CD Guadalajara posted the message “Thank you, Jorge” on its official Twitter account Friday after Vergara’s family announced his death.
El Club Deportivo Guadalajara lamenta profundamente el fallecimiento de Don Jorge Vergara.
Líder, innovador, inspirador y enorme ser humano. Tu legado vivirá siempre en el corazón de millones de mexicanos. pic.twitter.com/KZiVht0Xvm
— CHIVAS (@Chivas) November 15, 2019
Vergara’s business acumen included selling real estate, founding the health product company Grupo OmniLife and starting a production company with film director Alfonso Cuaron. He expanded his interest in soccer to the U.S. in July, 2004 when he announced his intention to launch CD Chivas USA in MLS with Antonio Cue.
But Chivas USA’s time in MLS was relatively short-lived and marred by limited successes on the field and turbulent management.
The club went 4-22-6 and finished last in the Western Conference in its inaugural season in 2005. Chivas bounced back in 2006 and clinched a playoff berth under current Los Angeles FC coach Bob Bradley and made the post-season for each of the next three years, but never made it past the Western Conference semifinals.
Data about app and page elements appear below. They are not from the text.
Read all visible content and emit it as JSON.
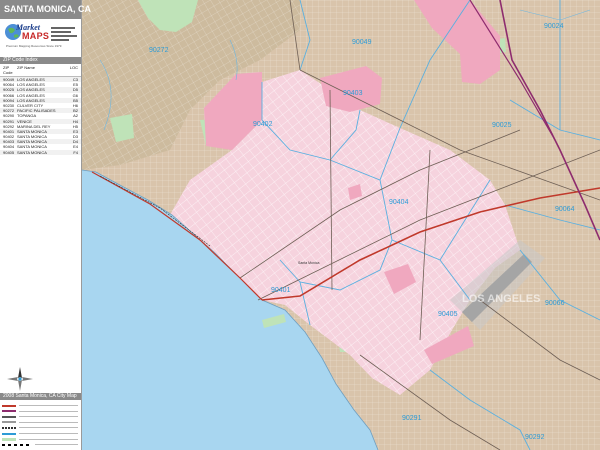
{
  "header": {
    "title": "SANTA MONICA, CA"
  },
  "brand": {
    "name_part1": "Market",
    "name_part2": "MAPS",
    "tagline": "Premium Mapping Resources Since 1979"
  },
  "zip_index": {
    "heading": "ZIP Code Index",
    "col_zip": "ZIP Code",
    "col_name": "ZIP Name",
    "col_loc": "LOC",
    "rows": [
      {
        "zip": "90049",
        "name": "LOS ANGELES",
        "loc": "C3"
      },
      {
        "zip": "90064",
        "name": "LOS ANGELES",
        "loc": "E5"
      },
      {
        "zip": "90025",
        "name": "LOS ANGELES",
        "loc": "D5"
      },
      {
        "zip": "90066",
        "name": "LOS ANGELES",
        "loc": "G6"
      },
      {
        "zip": "90094",
        "name": "LOS ANGELES",
        "loc": "B5"
      },
      {
        "zip": "90230",
        "name": "CULVER CITY",
        "loc": "H6"
      },
      {
        "zip": "90272",
        "name": "PACIFIC PALISADES",
        "loc": "B2"
      },
      {
        "zip": "90290",
        "name": "TOPANGA",
        "loc": "A2"
      },
      {
        "zip": "90291",
        "name": "VENICE",
        "loc": "H4"
      },
      {
        "zip": "90292",
        "name": "MARINA DEL REY",
        "loc": "H5"
      },
      {
        "zip": "90401",
        "name": "SANTA MONICA",
        "loc": "E3"
      },
      {
        "zip": "90402",
        "name": "SANTA MONICA",
        "loc": "D3"
      },
      {
        "zip": "90403",
        "name": "SANTA MONICA",
        "loc": "D4"
      },
      {
        "zip": "90404",
        "name": "SANTA MONICA",
        "loc": "E4"
      },
      {
        "zip": "90405",
        "name": "SANTA MONICA",
        "loc": "F4"
      }
    ]
  },
  "info": {
    "heading": "2008 Santa Monica, CA City Map"
  },
  "map": {
    "zip_labels": [
      {
        "id": "90272",
        "text": "90272"
      },
      {
        "id": "90049",
        "text": "90049"
      },
      {
        "id": "90024",
        "text": "90024"
      },
      {
        "id": "90403",
        "text": "90403"
      },
      {
        "id": "90402",
        "text": "90402"
      },
      {
        "id": "90025",
        "text": "90025"
      },
      {
        "id": "90404",
        "text": "90404"
      },
      {
        "id": "90064",
        "text": "90064"
      },
      {
        "id": "90401",
        "text": "90401"
      },
      {
        "id": "90405",
        "text": "90405"
      },
      {
        "id": "90066",
        "text": "90066"
      },
      {
        "id": "90291",
        "text": "90291"
      },
      {
        "id": "90292",
        "text": "90292"
      }
    ],
    "place_label": "Santa Monica",
    "watermark": "LOS ANGELES",
    "colors": {
      "ocean": "#a8d6f0",
      "land": "#d9c4ab",
      "santa_monica": "#f6d3de",
      "highlight": "#f0a8bf",
      "park": "#bfe3b8",
      "zip_label": "#2d9bd6",
      "freeway": "#c0392b"
    }
  }
}
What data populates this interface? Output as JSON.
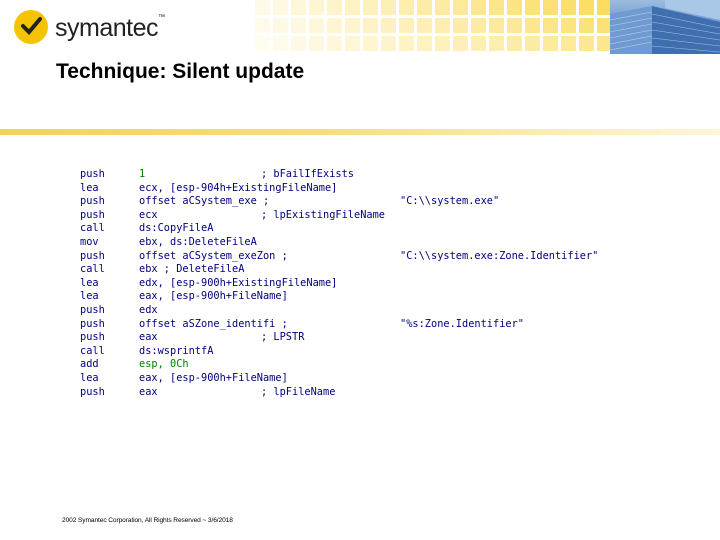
{
  "header": {
    "brand": "symantec",
    "brand_tm": "™",
    "logo_color": "#f5c400"
  },
  "slide": {
    "title": "Technique: Silent update"
  },
  "code_lines": [
    {
      "op": "push",
      "arg": "1",
      "comment": "; bFailIfExists"
    },
    {
      "op": "lea",
      "arg": "ecx, [esp-904h+ExistingFileName]",
      "comment": ""
    },
    {
      "op": "push",
      "arg": "offset aCSystem_exe ;",
      "comment": "\"C:\\\\system.exe\""
    },
    {
      "op": "push",
      "arg": "ecx",
      "comment": "; lpExistingFileName"
    },
    {
      "op": "call",
      "arg": "ds:CopyFileA",
      "comment": ""
    },
    {
      "op": "mov",
      "arg": "ebx, ds:DeleteFileA",
      "comment": ""
    },
    {
      "op": "push",
      "arg": "offset aCSystem_exeZon ;",
      "comment": "\"C:\\\\system.exe:Zone.Identifier\""
    },
    {
      "op": "call",
      "arg": "ebx ; DeleteFileA",
      "comment": ""
    },
    {
      "op": "lea",
      "arg": "edx, [esp-900h+ExistingFileName]",
      "comment": ""
    },
    {
      "op": "lea",
      "arg": "eax, [esp-900h+FileName]",
      "comment": ""
    },
    {
      "op": "push",
      "arg": "edx",
      "comment": ""
    },
    {
      "op": "push",
      "arg": "offset aSZone_identifi ;",
      "comment": "\"%s:Zone.Identifier\""
    },
    {
      "op": "push",
      "arg": "eax",
      "comment": "; LPSTR"
    },
    {
      "op": "call",
      "arg": "ds:wsprintfA",
      "comment": ""
    },
    {
      "op": "add",
      "arg": "esp, 0Ch",
      "comment": ""
    },
    {
      "op": "lea",
      "arg": "eax, [esp-900h+FileName]",
      "comment": ""
    },
    {
      "op": "push",
      "arg": "eax",
      "comment": "; lpFileName"
    }
  ],
  "footer": {
    "text": "2002 Symantec Corporation, All Rights Reserved ~ 3/6/2018"
  }
}
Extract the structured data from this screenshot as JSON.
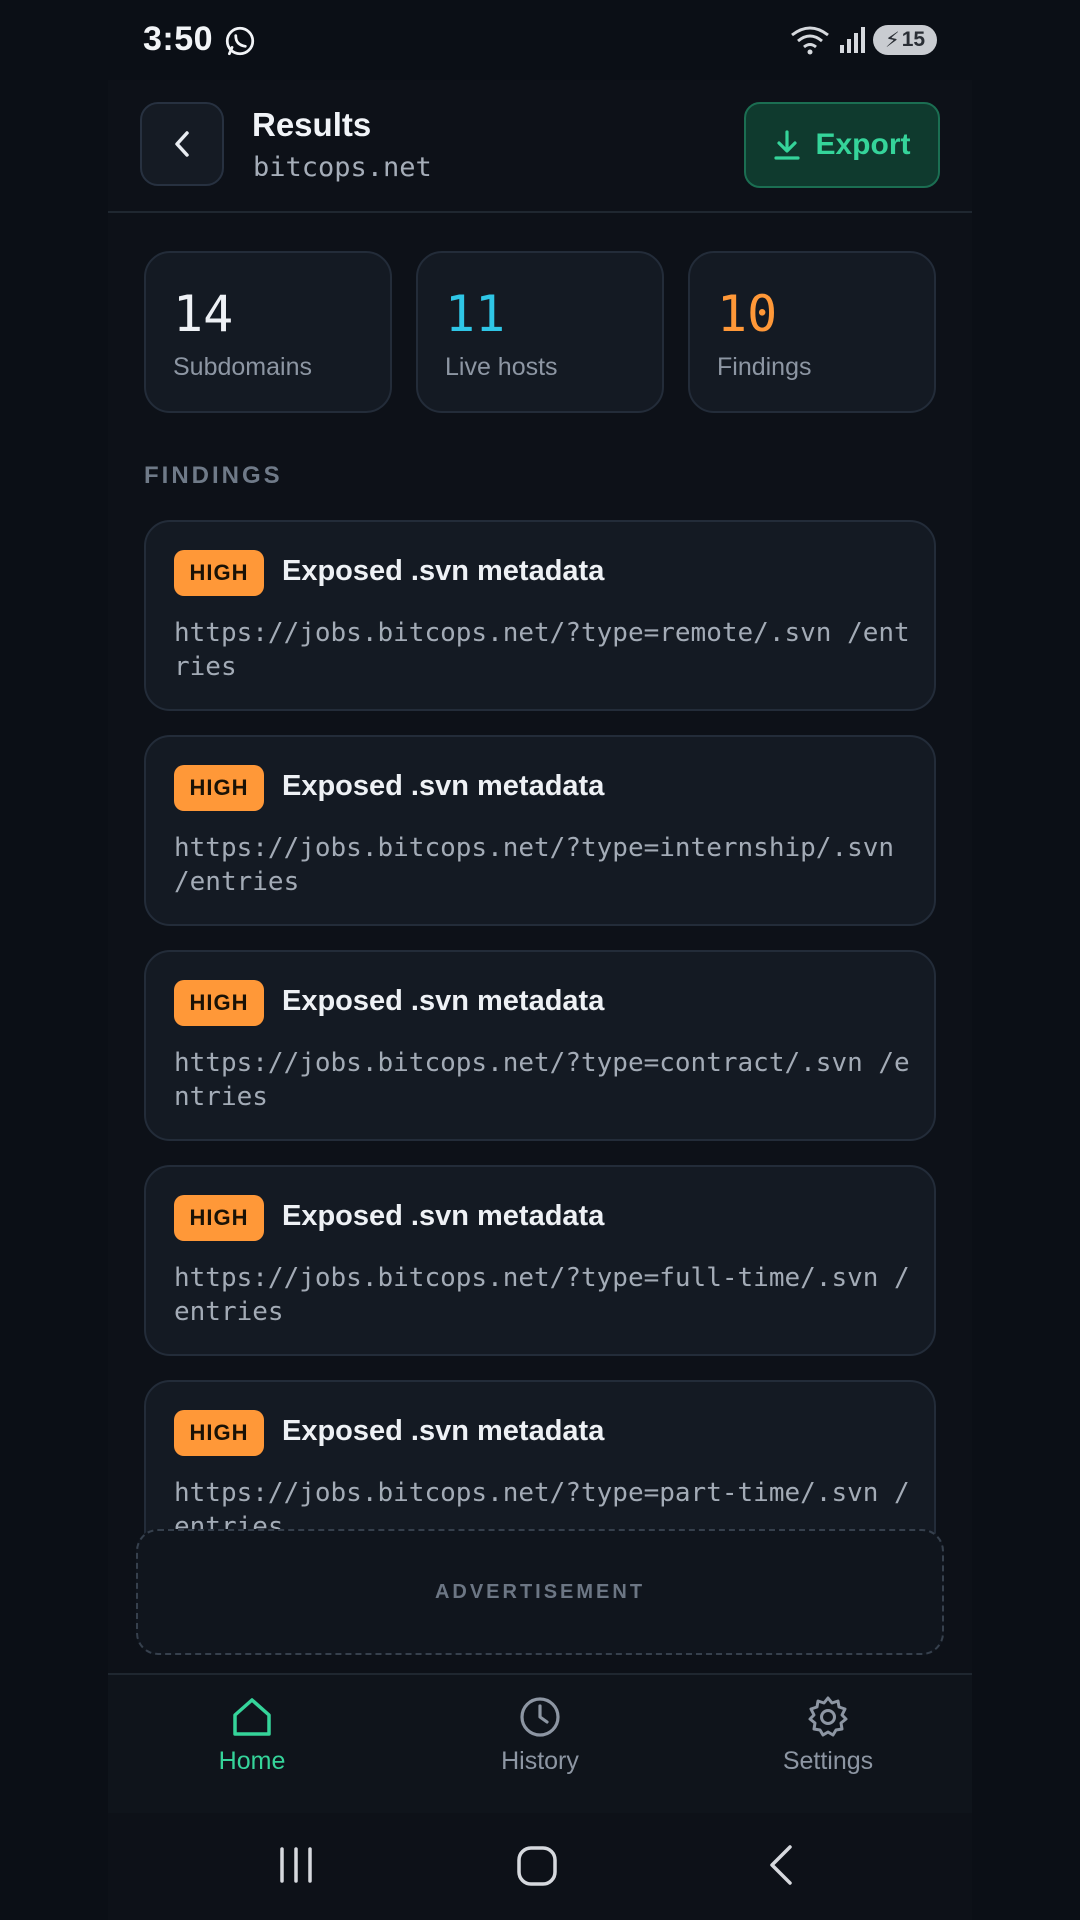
{
  "status_bar": {
    "time": "3:50",
    "battery": "15",
    "icons": [
      "whatsapp-icon",
      "wifi-icon",
      "signal-icon",
      "battery-icon"
    ]
  },
  "header": {
    "title": "Results",
    "domain": "bitcops.net",
    "export_label": "Export"
  },
  "stats": [
    {
      "value": "14",
      "label": "Subdomains",
      "color": "#eef1f5"
    },
    {
      "value": "11",
      "label": "Live hosts",
      "color": "#2fc6e6"
    },
    {
      "value": "10",
      "label": "Findings",
      "color": "#ff9838"
    }
  ],
  "findings_section_label": "FINDINGS",
  "findings": [
    {
      "severity": "HIGH",
      "title": "Exposed .svn metadata",
      "url": "https://jobs.bitcops.net/?type=remote/.svn /entries"
    },
    {
      "severity": "HIGH",
      "title": "Exposed .svn metadata",
      "url": "https://jobs.bitcops.net/?type=internship/.svn /entries"
    },
    {
      "severity": "HIGH",
      "title": "Exposed .svn metadata",
      "url": "https://jobs.bitcops.net/?type=contract/.svn /entries"
    },
    {
      "severity": "HIGH",
      "title": "Exposed .svn metadata",
      "url": "https://jobs.bitcops.net/?type=full-time/.svn /entries"
    },
    {
      "severity": "HIGH",
      "title": "Exposed .svn metadata",
      "url": "https://jobs.bitcops.net/?type=part-time/.svn /entries"
    }
  ],
  "ad_label": "ADVERTISEMENT",
  "nav": {
    "home": "Home",
    "history": "History",
    "settings": "Settings",
    "active": "home"
  },
  "colors": {
    "accent": "#35d49a",
    "high": "#ff9838",
    "background": "#0d1118"
  }
}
Chivas USA failed to finish higher than seventh in its final five years of existence, eventually folding in 2017 – three years after MLS purchased the franchise from Vergara. Average attendance at Chivas USA home games in 2017 hovered just over 7,000.
The defunct club’s legacy remains alive in a handful of former players and coaches.
Former Chivas USA players include Orlando City SC midfielder Sacha Kljestan, Houston Dynamo midfielder Tommy McNamara, New England Revolution forward Juan Agudelo and Atlanta United goalkeeper Brad Guzan.
Bradley is likely the best-known former Chivas USA coach, though current Toronto FC assistant coach Dan Calichman and New York Red Bulls goalkeeper coach Preston Burpo also previously represented Chivas USA.
Calichman filed a discrimination lawsuit against Chivas USA in 2013 alleging that he and former assistant coach Ted Chronopoulos faced discrimination because they were not Latino. Their lawsuit quoted Vergara, who is alleged to have said, “If you don’t speak Spanish, you can go work for [rival MLS club the Los Angeles] Galaxy, unless you speak Chinese, which is not even a language.”
The lawsuit was resolved in 2014, just before MLS purchased Chivas USA from Vergara. MLS said it had longterm plans for two Los Angeles-based clubs after it purchased Chivas USA and awarded the city with a new expansion team – now LAFC – three days after Chivas USA officially dissolved, on October 30, 2014.